And now independent developer of The Moon Sliver, David Szymanski, has released his latest game: The Music Machine, a game that builds upon some of the themes of The Moon Sliver to tell a short but compelling story about a girl and the ghost that possesses her.
In The Music Machine, players embody a 13 year old girl named Haley, but they won’t exactly play as her. For reasons I won’t spoil, Haley has no control over her body and is instead controlled by a ghost named Quintin. Quintin does not like Haley one bit, but they’re stuck together as they search for a way to escape a strange world, not of our reality. The Music Machine is a hands-off non-linear game, meaning players are dropped into the world and must explore, eventually finding what will drive them and the narrative forward. Being a short game, concerns about getting stuck or lost shouldn’t be too great, but expect that to happen a few times if you’re not the keenest observer or too patient.
The Music Machine is split into several stages: the opening island, a church, and the different worlds accessed through the church. Each stage makes use of the game’s minimalist but striking visual style, with different color palettes between them. Surrounded by the crushing isolation of this world, Haley and Quintin banter throughout the game’s 2-3 hour length. Their squabbles create a compelling dynamic that leads to some laughs, a bit of shock, and overall surprisingly realized characters despite the game’s length. Ultimately, the player can choose how the relationship between the two unfolds, with at least two different endings available.
Sharing more in common with The Moon Sliver than initially thought, The Music Machine has some fairly stimulating plot threads that reveal themselves the more you give them thought.

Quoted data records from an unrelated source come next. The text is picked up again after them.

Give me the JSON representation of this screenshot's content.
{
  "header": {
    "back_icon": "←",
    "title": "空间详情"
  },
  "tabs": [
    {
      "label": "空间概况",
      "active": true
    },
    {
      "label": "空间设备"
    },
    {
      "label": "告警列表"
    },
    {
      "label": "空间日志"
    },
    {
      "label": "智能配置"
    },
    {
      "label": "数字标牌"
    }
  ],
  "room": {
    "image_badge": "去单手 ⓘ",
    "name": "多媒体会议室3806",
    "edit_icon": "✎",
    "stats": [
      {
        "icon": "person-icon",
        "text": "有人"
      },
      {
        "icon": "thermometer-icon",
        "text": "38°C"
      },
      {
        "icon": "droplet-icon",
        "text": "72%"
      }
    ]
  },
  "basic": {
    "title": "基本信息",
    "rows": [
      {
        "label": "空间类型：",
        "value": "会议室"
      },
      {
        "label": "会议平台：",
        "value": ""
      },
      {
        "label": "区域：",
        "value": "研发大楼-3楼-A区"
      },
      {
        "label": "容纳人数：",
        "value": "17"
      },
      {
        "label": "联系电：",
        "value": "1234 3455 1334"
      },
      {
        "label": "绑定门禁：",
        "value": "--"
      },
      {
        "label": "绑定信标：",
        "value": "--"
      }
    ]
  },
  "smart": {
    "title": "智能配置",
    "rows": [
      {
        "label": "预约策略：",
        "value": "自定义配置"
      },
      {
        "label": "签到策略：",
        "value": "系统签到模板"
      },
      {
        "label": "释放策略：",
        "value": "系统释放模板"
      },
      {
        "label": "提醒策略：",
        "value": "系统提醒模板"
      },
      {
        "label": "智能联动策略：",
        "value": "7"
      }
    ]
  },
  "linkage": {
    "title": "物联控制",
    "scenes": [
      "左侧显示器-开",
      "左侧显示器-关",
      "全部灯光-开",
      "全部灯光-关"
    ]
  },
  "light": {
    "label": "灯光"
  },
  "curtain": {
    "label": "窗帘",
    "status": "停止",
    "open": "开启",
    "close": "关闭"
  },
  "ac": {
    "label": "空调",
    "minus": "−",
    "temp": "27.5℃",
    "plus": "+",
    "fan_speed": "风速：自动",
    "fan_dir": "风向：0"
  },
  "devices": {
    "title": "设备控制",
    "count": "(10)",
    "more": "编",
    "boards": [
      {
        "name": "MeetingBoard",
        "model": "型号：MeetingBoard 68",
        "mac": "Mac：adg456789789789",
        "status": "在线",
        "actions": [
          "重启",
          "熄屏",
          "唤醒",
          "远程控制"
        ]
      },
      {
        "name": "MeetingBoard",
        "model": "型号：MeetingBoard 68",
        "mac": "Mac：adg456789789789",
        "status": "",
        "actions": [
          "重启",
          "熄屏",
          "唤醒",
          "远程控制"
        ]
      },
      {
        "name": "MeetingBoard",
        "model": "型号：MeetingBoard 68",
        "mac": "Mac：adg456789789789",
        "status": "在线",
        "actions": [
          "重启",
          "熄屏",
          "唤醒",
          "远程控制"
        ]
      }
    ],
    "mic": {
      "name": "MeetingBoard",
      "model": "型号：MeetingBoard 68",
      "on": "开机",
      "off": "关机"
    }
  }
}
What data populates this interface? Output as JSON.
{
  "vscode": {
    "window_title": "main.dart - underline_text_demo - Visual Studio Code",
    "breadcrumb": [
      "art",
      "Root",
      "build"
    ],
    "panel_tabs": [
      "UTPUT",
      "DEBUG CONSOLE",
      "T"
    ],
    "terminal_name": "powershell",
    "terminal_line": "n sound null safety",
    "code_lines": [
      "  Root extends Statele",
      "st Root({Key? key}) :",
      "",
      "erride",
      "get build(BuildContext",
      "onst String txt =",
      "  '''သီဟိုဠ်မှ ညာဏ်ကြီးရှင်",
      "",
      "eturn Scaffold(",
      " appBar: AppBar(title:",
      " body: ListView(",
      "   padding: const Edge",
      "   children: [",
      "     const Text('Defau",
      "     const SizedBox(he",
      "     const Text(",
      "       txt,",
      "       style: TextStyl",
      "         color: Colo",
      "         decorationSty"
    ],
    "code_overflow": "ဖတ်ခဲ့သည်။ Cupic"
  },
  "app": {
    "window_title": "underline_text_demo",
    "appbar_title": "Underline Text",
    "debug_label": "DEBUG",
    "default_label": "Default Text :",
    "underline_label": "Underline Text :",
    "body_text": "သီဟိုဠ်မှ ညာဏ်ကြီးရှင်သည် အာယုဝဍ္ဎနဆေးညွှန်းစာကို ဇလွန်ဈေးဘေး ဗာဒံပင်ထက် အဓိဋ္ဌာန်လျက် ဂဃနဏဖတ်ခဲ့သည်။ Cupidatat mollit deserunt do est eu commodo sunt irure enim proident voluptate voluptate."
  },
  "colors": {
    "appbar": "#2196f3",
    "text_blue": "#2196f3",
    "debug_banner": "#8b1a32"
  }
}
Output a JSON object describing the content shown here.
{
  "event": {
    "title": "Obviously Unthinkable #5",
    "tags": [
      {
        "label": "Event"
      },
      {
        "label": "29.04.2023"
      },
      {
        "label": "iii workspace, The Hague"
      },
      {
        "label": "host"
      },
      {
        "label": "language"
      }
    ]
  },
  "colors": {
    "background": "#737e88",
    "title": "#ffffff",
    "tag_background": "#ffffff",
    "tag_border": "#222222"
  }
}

I’d recommend playing both games, actually, if you’re interested in not only seeing how The Music Machine showcases the growth of David’s design principles, but also how the two may be tied together. Both feature a narrative from an observer’s point of view, with them looking into the past where broken people let circumstances get the best of them – insane ramblings, pleads to absentee gods, reconciliation of one’s own nature. These are themes best enjoyed by those looking for a horror experience, not about direct threats, but slow burners leaving their mark through eerie dialogue and true, unfetishized, renditions of madness.
Between its interesting duo, unconventional art-style, and absorbing story, The Music Machine is a highly recommended title that can be picked up for just $5.99. It would be also a great disservice to the game if I didn’t mention its original soundtrack as well; it’s exceptional, with key story moments beautifully accentuated by haunting orchestral and industrial sounds. You’ve heard enough from me on why I think it’s worth a pickup, so go on ahead!